If one thing has become abundantly clear over the past several days, it is that the Synod of Bishops is not (even) a debating society. The rules governing proceedings in the full chamber are carefully crafted, and are being enforced to ensure that no actual debate takes place. Rather, there is talking in turns — brief ones, blessedly — and no direct engagement among participants.
That’s nothing new, nor is it anything over which to be particularly alarmed. With all the talk over the past six years, about “synodality” and “synodal” governance of the Church, there grew a certain expectation that things under Francis would be different, that the Synod of Bishops would be empowered to do things, and that the conduct of business inside the synod hall would be as free-wheeling as the man who is master of it.
That never was a realistic hope. If the Vatican message-managers made a great mistake, it was to push the narrative of revolutionary change, when what we were always going to get really was a honing of established practice, with a view to consolidation. It needlessly set people up: for disappointment, on one side; for feverish hysteria on the other. Oh, well. What’s done is done.

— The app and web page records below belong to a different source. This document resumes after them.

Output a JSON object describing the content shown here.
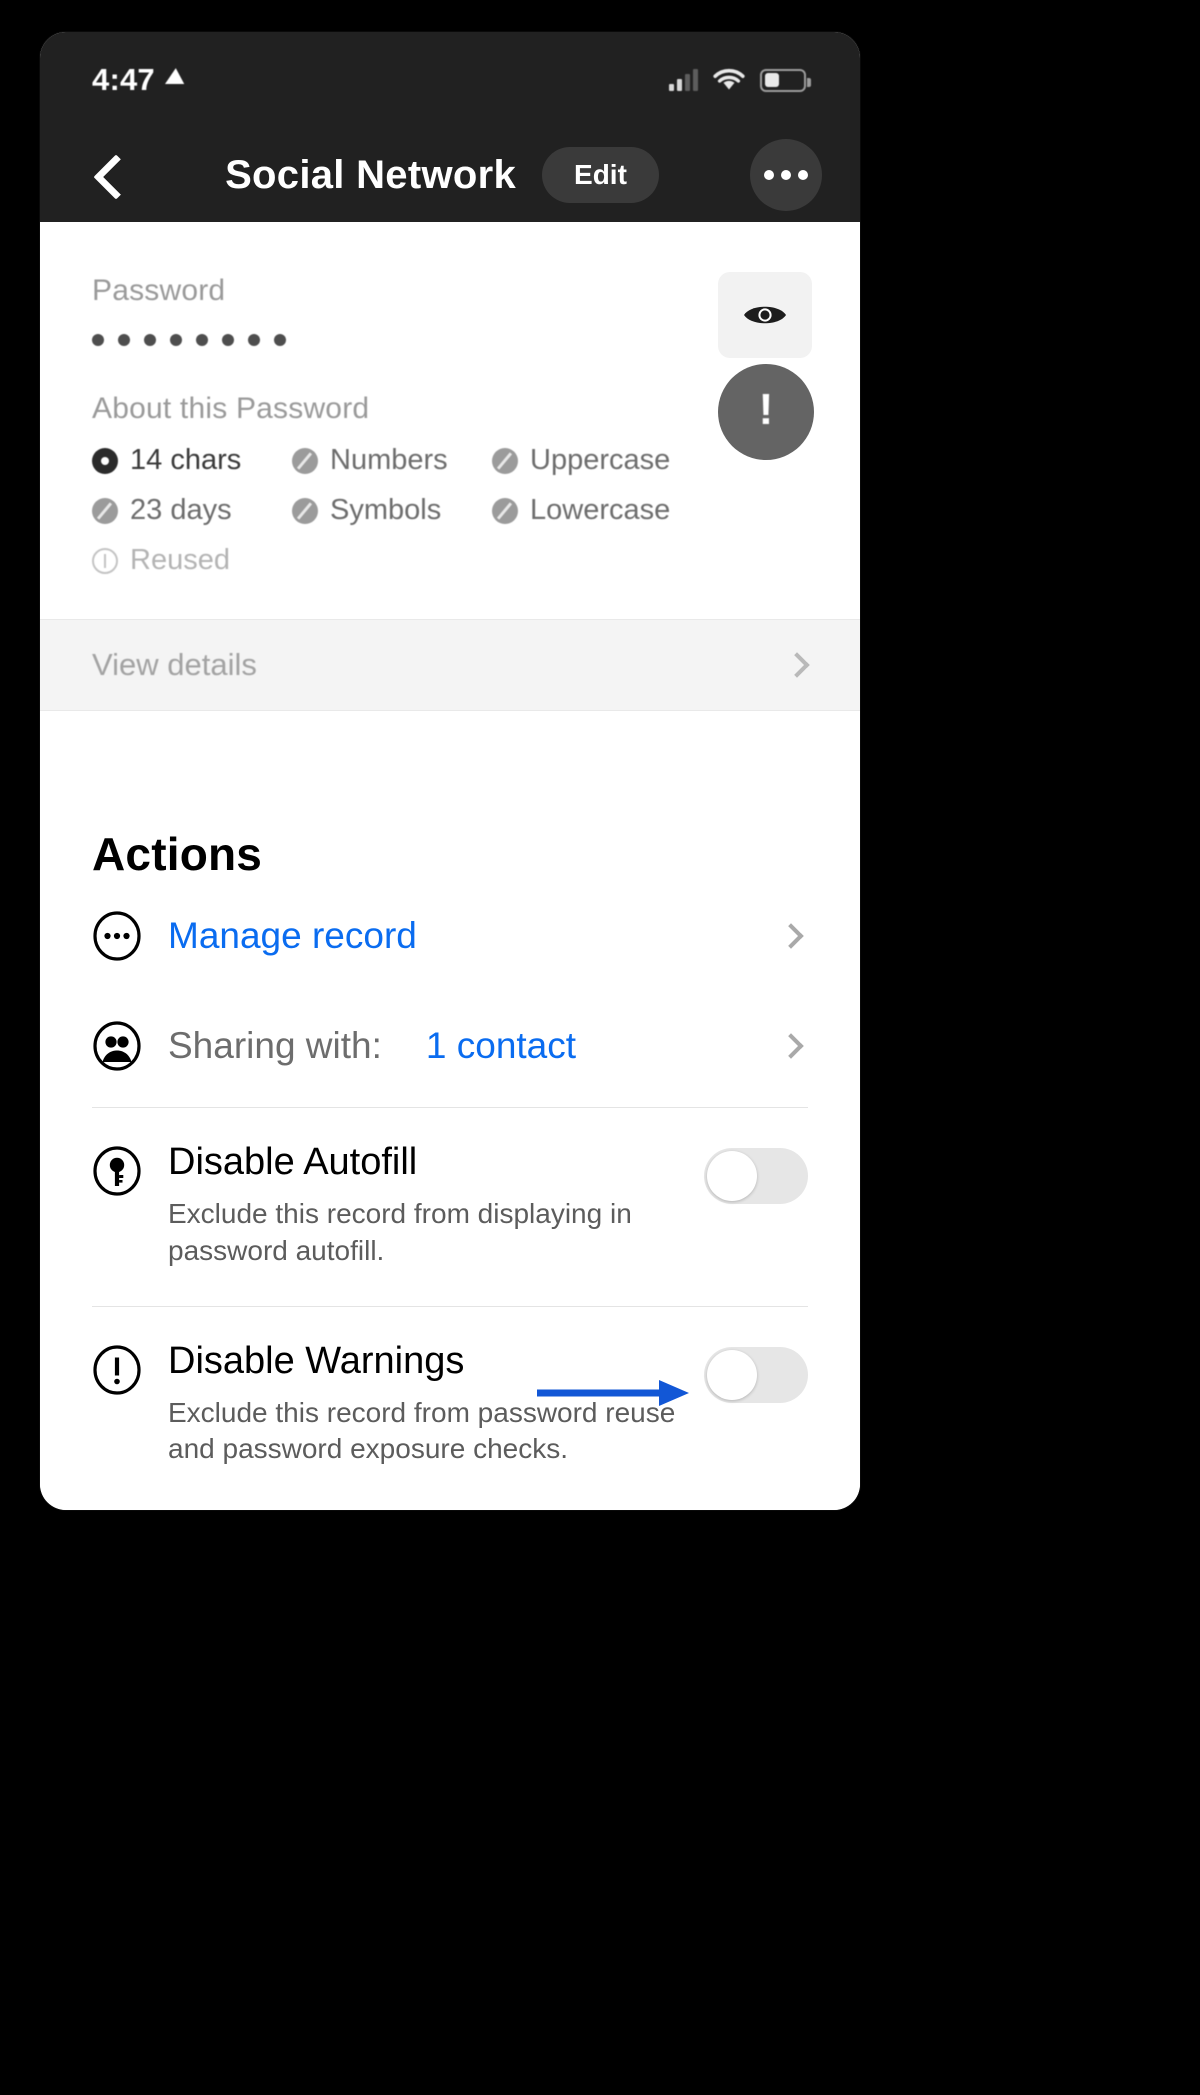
{
  "status_bar": {
    "time": "4:47",
    "location_icon": "location-arrow-icon",
    "cellular_icon": "cellular-signal-icon",
    "wifi_icon": "wifi-icon",
    "battery_icon": "battery-icon"
  },
  "nav": {
    "back_icon": "back-chevron-icon",
    "title": "Social Network",
    "edit_label": "Edit",
    "more_icon": "more-options-icon"
  },
  "password_section": {
    "label": "Password",
    "masked_value": "••••••••",
    "dot_count": 8,
    "reveal_icon": "eye-icon"
  },
  "about_section": {
    "title": "About this Password",
    "chips": [
      {
        "label": "14 chars",
        "icon": "filled-dot-icon",
        "state": "dark"
      },
      {
        "label": "Numbers",
        "icon": "slashed-circle-icon",
        "state": "gray"
      },
      {
        "label": "Uppercase",
        "icon": "slashed-circle-icon",
        "state": "gray"
      },
      {
        "label": "23 days",
        "icon": "slashed-circle-icon",
        "state": "gray"
      },
      {
        "label": "Symbols",
        "icon": "slashed-circle-icon",
        "state": "gray"
      },
      {
        "label": "Lowercase",
        "icon": "slashed-circle-icon",
        "state": "gray"
      },
      {
        "label": "Reused",
        "icon": "warning-circle-icon",
        "state": "muted"
      }
    ],
    "alert_badge": {
      "icon": "exclamation-icon",
      "glyph": "!",
      "color": "#646464"
    }
  },
  "view_details": {
    "label": "View details",
    "chevron_icon": "chevron-right-icon"
  },
  "actions": {
    "title": "Actions",
    "rows": [
      {
        "label": "Manage record",
        "icon": "ellipsis-circle-icon",
        "chevron_icon": "chevron-right-icon"
      },
      {
        "label": "Sharing with:",
        "value": "1 contact",
        "icon": "contacts-circle-icon",
        "chevron_icon": "chevron-right-icon"
      }
    ],
    "toggles": [
      {
        "title": "Disable Autofill",
        "subtitle": "Exclude this record from displaying in password autofill.",
        "icon": "key-circle-icon",
        "state": "off"
      },
      {
        "title": "Disable Warnings",
        "subtitle": "Exclude this record from password reuse and password exposure checks.",
        "icon": "exclamation-circle-icon",
        "state": "off"
      }
    ]
  },
  "annotation": {
    "arrow_icon": "annotation-arrow-icon",
    "color": "#1257d6",
    "points_to": "Disable Warnings toggle"
  },
  "colors": {
    "accent_blue": "#0a6cf0",
    "header_dark": "#212121",
    "page_background": "#000000",
    "card_background": "#ffffff",
    "band_gray": "#f4f4f4"
  }
}
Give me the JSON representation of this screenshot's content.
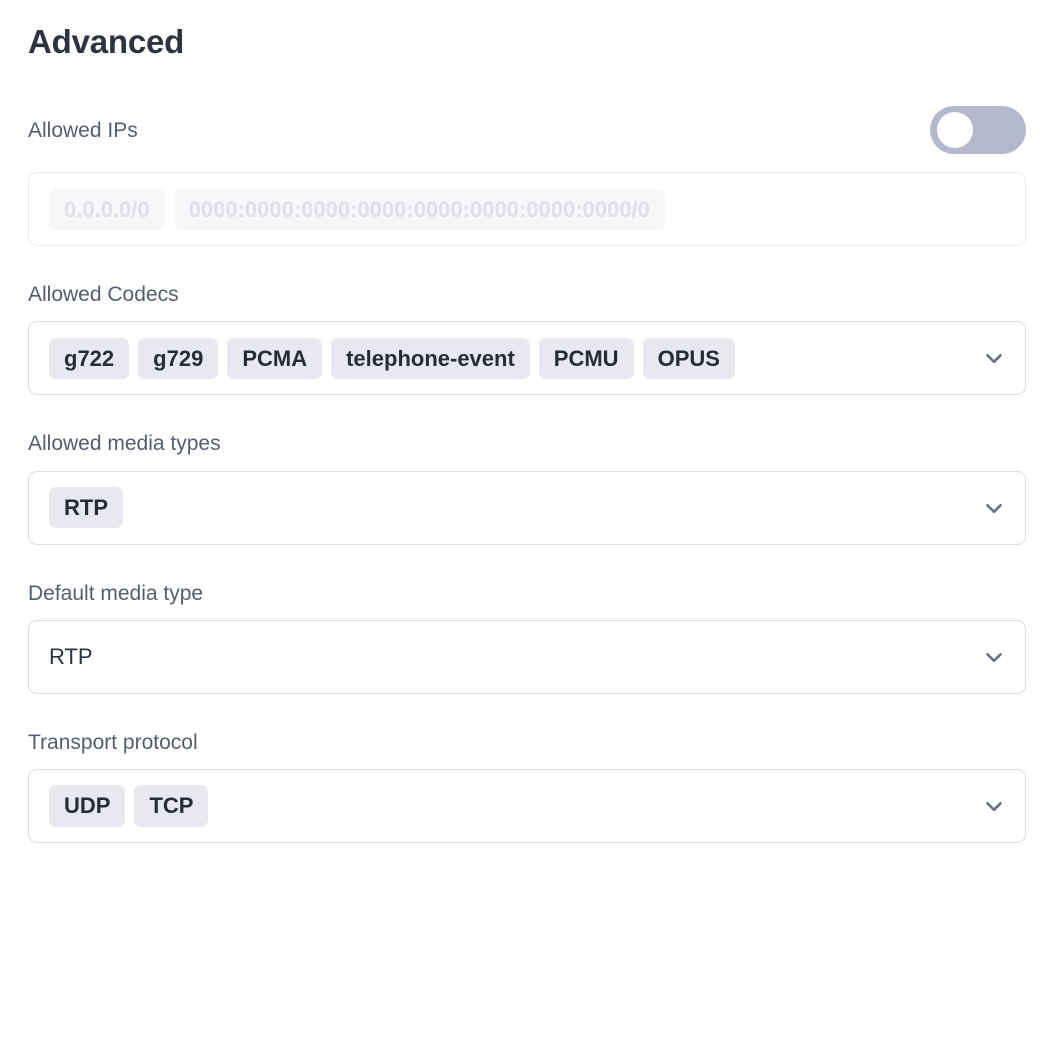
{
  "page": {
    "title": "Advanced"
  },
  "fields": {
    "allowed_ips": {
      "label": "Allowed IPs",
      "toggle": {
        "name": "allowed-ips-toggle",
        "state": "off"
      },
      "placeholders": [
        "0.0.0.0/0",
        "0000:0000:0000:0000:0000:0000:0000:0000/0"
      ]
    },
    "allowed_codecs": {
      "label": "Allowed Codecs",
      "values": [
        "g722",
        "g729",
        "PCMA",
        "telephone-event",
        "PCMU",
        "OPUS"
      ],
      "chevron_icon": "chevron-down-icon"
    },
    "allowed_media_types": {
      "label": "Allowed media types",
      "values": [
        "RTP"
      ],
      "chevron_icon": "chevron-down-icon"
    },
    "default_media_type": {
      "label": "Default media type",
      "value": "RTP",
      "chevron_icon": "chevron-down-icon"
    },
    "transport_protocol": {
      "label": "Transport protocol",
      "values": [
        "UDP",
        "TCP"
      ],
      "chevron_icon": "chevron-down-icon"
    }
  },
  "colors": {
    "title": "#2d3341",
    "label": "#555e70",
    "chip_bg": "#e8e8f0",
    "chip_text": "#262c38",
    "border": "#dcdce8",
    "border_disabled": "#e8e8ee",
    "toggle_track_off": "#b4b8cc",
    "toggle_knob": "#ffffff",
    "placeholder_text": "#dfe0e6",
    "chevron": "#6b7186"
  }
}
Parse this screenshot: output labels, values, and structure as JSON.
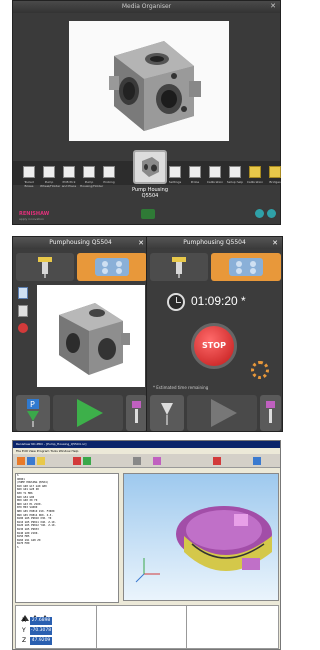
{
  "media_organizer": {
    "title": "Media Organiser",
    "close": "✕",
    "selected_item": "Pump Housing\nQ5504",
    "brand": "RENISHAW",
    "tagline": "apply innovation",
    "thumbs": [
      {
        "label": "Tooled Boxes",
        "color": "#eeeeee"
      },
      {
        "label": "Pump Wheel/Holder",
        "color": "#eeeeee"
      },
      {
        "label": "PCB Pick and Place",
        "color": "#eeeeee"
      },
      {
        "label": "Pump Housing/Holder",
        "color": "#eeeeee"
      },
      {
        "label": "Probing",
        "color": "#eeeeee"
      },
      {
        "label": "Settings",
        "color": "#eeeeee"
      },
      {
        "label": "Probe",
        "color": "#eeeeee"
      },
      {
        "label": "Calibration",
        "color": "#eeeeee"
      },
      {
        "label": "Setup help",
        "color": "#eeeeee"
      },
      {
        "label": "Calibration",
        "color": "#e8c84a"
      },
      {
        "label": "Bridges",
        "color": "#e8c84a"
      },
      {
        "label": "Misc",
        "color": "#e8c84a"
      }
    ]
  },
  "panel_program": {
    "title": "Pumphousing Q5504",
    "close": "✕"
  },
  "panel_running": {
    "title": "Pumphousing Q5504",
    "close": "✕",
    "time": "01:09:20 *",
    "stop_label": "STOP",
    "note": "* Estimated time remaining"
  },
  "cam": {
    "window_title": "Renishaw NC-PRO - [Pump_Housing_Q5504.nc]",
    "menu": "File  Edit  View  Program  Tools  Window  Help",
    "code_lines": [
      "%",
      "O0001",
      "(PUMP HOUSING Q5504)",
      "N10 G90 G17 G40 G80",
      "N20 G91 G28 Z0",
      "N30 T1 M06",
      "N40 G54 G90",
      "N50 G00 X0 Y0",
      "N60 G43 H1 Z100.",
      "N70 M03 S4000",
      "N80 G65 P9810 Z10. F3000",
      "N90 G65 P9814 D60. Z-5.",
      "N100 G65 P9810 X30. Y0",
      "N110 G65 P9811 X40. Z-10.",
      "N120 G65 P9812 Y40. Z-10.",
      "N130 G65 P9833",
      "N140 G00 Z100.",
      "N150 M05",
      "N160 G91 G28 Z0",
      "N170 M30",
      "%"
    ],
    "dro": [
      {
        "axis": "X",
        "value": "27.6898"
      },
      {
        "axis": "Y",
        "value": "-70.3078"
      },
      {
        "axis": "Z",
        "value": "47.9209"
      }
    ]
  }
}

That’s not to say the Synod of Bishops is anything like a useless tool. On the contrary, it can be a powerful one for testing the climate of opinion within the episcopate, and even for generating at least the appearance of consensus. Pope Francis has often appeared to govern the Church as though it were his personal Jesuit province. This is one case in which some of that “default setting” may be on display: one in which everyone gets a say, and then the decider decides. If Pope Francis has made one thing absolutely clear, it is that he is the decider.
The one major practical question of ecclesiastical order, discipline, and governance before the synod fathers is the question of mandatory celibacy for priests of the Latin Rite. To hear the synod’s information managers tell it, the issue has received a good deal of attention already, even only two full days into the sessions. “The theme of the criteria for admission to ordained ministry came up in more than one intervention,” reads the synthetic summary of speeches from Tuesday morning, released after the afternoon session.
“There are those who have urged prayer for vocations, asking for the transformation of the Amazon into a great spiritual sanctuary from which to raise prayer to the ‘Lord of the harvest’ to send new workers of the Gospel,” the summary continued.
Nor is the issue one confined to the Amazon. “The numerical insufficiency of presbyters — it has been found — is not only an Amazonian problem, but is one common to the whole Catholic world.” So, the issue is on the table, and the pretense of exceptional steps to address exceptional circumstances appears already well on its way to being completely abandoned.
Pope Francis has said he is personally opposed to relaxing the current discipline, but would like to hear a broad discussion of the question and is willing to make allowance for pastoral necessity. The official summary mentioned also that the synod fathers gave “the call for a serious examination of conscience on how the priestly vocation is lived today.” The summary went on to say, “The lack of holiness is in fact an obstacle to Gospel witness: pastors do not always carry the scent of Christ, and end up driving away the sheep they are called to lead.”
A change in discipline would certainly be a major one, and would bring with it several new challenges. At best, it would be to swap one set of familiar problems for a set of unfamiliar ones, many of which would likely only emerge over time. At worst, it will introduce a host of new problems and resolve none or very few of the old ones. If the change comes, the likely result will be something in the middle, through which the Latin Church will have to muddle, and the muddling will likely take decades if not centuries. Results will be uneven and mileage will vary.
Whether this is the time to have the discussion in the Church or not, is now an academic question: hierarchical leaders are having the conversation among themselves, right now.